● TASK INSTRUCTIONS
Go through the records below and show every line with the string "JSON".

● INPUT RECORDS

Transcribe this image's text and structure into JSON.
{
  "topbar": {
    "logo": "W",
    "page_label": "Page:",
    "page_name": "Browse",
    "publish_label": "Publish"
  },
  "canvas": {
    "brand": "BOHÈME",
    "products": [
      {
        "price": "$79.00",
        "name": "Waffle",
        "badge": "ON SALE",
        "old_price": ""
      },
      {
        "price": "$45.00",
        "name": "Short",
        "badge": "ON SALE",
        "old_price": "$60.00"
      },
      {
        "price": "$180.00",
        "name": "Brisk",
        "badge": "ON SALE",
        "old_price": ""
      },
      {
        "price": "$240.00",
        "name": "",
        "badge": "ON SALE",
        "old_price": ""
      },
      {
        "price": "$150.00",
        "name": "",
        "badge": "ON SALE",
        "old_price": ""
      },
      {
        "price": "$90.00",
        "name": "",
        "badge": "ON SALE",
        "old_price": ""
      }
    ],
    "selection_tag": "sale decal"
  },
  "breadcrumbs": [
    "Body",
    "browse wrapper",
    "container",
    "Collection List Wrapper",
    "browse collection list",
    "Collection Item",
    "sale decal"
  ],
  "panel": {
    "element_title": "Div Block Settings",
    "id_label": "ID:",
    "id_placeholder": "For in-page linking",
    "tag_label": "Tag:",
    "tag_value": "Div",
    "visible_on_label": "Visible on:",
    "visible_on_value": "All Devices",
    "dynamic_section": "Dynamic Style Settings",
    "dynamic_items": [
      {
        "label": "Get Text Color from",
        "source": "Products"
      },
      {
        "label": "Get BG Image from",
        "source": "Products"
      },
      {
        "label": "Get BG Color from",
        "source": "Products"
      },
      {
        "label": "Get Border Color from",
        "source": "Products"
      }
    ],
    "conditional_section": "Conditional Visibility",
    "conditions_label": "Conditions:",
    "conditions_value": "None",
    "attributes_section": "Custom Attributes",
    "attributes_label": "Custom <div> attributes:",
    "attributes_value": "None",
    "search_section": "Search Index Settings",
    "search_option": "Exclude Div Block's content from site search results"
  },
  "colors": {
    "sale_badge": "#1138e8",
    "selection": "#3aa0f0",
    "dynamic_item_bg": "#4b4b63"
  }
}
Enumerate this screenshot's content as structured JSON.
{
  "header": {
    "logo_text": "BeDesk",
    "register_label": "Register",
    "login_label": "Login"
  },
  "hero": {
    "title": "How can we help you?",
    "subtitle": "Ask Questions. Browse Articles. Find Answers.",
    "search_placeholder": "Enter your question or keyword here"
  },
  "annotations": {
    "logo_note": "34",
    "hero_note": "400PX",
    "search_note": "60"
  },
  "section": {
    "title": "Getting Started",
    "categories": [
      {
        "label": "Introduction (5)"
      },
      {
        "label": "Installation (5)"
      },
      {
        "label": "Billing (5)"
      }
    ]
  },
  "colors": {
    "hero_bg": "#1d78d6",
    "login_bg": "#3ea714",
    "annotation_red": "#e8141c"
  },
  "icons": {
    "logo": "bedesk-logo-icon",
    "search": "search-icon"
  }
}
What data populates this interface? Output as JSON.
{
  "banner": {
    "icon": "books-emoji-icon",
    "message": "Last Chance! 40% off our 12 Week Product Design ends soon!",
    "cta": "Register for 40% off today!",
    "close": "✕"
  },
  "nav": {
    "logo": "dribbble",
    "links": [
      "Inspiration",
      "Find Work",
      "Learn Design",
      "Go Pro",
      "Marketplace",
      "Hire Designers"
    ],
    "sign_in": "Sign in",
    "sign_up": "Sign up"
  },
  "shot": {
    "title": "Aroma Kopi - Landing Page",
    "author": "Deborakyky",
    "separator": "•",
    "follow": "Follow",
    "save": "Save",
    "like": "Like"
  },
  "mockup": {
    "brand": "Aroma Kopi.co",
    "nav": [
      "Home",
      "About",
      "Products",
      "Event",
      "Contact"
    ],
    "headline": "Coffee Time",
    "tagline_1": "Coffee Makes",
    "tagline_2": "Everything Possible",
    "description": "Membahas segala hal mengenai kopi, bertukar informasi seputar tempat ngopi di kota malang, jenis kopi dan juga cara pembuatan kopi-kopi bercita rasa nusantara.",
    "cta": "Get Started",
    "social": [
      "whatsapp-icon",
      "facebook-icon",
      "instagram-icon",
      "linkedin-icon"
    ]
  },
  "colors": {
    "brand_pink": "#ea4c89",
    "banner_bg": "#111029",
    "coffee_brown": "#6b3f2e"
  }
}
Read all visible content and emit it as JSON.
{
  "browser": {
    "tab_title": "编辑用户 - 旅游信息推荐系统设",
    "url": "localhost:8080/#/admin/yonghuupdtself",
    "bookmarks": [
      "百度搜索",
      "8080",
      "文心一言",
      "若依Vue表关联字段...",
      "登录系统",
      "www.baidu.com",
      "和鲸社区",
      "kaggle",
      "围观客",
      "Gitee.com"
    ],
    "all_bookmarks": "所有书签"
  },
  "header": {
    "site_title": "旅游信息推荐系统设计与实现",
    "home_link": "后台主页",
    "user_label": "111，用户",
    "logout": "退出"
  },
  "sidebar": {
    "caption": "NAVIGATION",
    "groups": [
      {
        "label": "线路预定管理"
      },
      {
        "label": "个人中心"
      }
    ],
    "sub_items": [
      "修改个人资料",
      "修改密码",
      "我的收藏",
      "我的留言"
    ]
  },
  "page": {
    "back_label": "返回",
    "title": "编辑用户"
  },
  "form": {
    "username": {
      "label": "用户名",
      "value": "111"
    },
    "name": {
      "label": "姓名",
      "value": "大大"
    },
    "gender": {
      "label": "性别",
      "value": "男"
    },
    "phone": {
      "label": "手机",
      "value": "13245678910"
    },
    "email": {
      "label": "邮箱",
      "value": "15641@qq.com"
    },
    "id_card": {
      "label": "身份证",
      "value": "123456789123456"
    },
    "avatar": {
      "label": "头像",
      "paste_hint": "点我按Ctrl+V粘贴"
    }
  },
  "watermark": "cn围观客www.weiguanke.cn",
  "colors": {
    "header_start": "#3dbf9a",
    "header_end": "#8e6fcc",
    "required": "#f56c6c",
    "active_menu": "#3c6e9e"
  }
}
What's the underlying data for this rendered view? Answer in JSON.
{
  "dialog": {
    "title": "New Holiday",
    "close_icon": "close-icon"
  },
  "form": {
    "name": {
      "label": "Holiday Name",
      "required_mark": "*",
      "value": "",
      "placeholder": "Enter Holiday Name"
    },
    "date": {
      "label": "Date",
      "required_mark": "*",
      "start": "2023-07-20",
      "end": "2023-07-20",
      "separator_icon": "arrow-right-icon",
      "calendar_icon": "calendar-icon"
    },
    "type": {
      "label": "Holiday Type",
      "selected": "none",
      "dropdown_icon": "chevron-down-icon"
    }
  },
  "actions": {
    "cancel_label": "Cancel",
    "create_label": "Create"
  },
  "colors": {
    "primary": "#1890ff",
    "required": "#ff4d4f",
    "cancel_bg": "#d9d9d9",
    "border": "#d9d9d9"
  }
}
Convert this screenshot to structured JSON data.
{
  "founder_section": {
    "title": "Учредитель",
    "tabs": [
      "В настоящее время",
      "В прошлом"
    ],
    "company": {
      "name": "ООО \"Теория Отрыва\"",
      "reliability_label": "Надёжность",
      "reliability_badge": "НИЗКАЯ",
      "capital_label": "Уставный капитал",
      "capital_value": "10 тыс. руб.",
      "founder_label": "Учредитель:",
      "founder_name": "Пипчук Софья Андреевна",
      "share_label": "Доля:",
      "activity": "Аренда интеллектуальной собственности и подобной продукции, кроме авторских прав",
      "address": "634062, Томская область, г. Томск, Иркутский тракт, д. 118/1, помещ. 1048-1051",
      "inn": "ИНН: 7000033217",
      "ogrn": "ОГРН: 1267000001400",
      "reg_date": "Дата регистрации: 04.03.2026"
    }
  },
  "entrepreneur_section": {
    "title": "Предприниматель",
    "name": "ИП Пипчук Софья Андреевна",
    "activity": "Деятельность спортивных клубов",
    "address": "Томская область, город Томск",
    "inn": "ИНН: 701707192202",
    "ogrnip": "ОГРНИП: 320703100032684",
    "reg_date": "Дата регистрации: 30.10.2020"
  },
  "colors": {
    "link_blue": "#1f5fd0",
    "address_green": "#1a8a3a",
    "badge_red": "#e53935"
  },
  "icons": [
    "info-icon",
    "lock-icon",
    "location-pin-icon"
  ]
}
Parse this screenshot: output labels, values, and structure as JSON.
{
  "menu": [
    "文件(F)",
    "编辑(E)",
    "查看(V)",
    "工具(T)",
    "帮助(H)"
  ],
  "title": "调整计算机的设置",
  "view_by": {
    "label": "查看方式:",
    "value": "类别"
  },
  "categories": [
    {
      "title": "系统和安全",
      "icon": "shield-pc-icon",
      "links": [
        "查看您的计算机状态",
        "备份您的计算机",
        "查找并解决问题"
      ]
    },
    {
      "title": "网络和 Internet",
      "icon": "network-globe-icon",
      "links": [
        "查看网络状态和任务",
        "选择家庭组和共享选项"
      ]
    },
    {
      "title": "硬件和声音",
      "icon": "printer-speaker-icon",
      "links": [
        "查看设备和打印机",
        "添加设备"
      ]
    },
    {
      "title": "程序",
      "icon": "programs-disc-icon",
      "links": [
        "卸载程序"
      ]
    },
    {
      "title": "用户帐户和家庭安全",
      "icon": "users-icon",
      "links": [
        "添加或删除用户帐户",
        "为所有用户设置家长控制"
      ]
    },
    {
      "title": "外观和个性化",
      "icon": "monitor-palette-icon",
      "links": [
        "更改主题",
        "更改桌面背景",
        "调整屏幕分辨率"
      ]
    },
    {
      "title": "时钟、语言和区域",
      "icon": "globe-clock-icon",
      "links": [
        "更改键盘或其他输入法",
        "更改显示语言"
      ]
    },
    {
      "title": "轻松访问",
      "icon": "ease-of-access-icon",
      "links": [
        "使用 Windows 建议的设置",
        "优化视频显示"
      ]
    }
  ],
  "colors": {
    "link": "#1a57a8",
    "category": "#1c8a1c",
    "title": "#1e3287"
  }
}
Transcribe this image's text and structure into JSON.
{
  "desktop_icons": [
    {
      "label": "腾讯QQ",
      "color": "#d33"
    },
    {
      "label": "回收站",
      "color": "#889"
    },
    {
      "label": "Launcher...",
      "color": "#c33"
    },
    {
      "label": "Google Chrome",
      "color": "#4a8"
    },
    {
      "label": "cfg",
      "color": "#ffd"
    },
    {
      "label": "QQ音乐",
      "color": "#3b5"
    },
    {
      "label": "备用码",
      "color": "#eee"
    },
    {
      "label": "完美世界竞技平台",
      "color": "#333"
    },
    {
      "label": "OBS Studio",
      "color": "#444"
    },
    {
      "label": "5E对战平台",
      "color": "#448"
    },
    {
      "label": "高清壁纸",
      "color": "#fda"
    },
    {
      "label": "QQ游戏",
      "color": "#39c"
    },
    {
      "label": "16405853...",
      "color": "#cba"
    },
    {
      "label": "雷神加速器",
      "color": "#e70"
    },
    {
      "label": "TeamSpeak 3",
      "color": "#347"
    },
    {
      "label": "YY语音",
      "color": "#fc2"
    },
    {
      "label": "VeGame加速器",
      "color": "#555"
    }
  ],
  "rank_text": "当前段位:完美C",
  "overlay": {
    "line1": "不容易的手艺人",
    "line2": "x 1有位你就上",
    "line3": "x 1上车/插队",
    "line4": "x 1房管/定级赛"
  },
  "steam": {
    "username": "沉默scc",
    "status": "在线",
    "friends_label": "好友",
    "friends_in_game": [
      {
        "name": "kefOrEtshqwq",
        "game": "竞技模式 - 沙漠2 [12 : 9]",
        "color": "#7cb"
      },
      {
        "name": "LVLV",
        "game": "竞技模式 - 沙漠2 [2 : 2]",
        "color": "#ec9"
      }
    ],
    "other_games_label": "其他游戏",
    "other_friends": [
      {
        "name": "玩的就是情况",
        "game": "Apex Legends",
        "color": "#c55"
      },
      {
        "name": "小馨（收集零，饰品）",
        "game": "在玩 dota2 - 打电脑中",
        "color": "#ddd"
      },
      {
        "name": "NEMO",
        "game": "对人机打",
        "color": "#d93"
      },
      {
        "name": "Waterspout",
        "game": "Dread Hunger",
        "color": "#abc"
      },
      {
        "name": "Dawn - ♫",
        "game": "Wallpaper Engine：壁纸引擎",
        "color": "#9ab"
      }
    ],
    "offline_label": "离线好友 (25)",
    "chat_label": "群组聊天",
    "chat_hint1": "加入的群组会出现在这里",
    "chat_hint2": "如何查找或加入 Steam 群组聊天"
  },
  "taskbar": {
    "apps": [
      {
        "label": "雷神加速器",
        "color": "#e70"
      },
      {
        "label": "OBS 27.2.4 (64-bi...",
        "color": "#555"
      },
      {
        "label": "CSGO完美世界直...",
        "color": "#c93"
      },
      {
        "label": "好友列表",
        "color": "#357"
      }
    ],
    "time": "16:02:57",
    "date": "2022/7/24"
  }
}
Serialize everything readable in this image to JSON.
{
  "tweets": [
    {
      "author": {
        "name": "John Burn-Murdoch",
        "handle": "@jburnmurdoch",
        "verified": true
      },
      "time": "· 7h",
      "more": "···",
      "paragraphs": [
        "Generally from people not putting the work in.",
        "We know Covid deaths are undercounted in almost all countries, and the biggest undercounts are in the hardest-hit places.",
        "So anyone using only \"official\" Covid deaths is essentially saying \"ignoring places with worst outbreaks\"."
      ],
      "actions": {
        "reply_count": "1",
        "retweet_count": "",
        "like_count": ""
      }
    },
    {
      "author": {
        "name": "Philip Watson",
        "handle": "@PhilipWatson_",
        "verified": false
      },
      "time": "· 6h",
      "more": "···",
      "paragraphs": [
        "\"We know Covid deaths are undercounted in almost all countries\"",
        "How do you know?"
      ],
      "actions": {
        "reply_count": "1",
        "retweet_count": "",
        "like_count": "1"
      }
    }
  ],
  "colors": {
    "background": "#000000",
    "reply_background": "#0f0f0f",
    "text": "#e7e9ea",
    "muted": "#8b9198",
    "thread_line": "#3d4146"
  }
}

● TASK RESULT
Transcribe this image's text and structure into JSON.
Enumerate this screenshot's content as structured JSON.
What data populates this interface? Output as JSON.
Read all visible content and emit it as JSON.
What's the underlying data for this rendered view? Answer in JSON.
Convert this screenshot to structured JSON data.
Parse this screenshot: output labels, values, and structure as JSON.
Transcribe this image's text and structure into JSON.
Serialize everything readable in this image to JSON.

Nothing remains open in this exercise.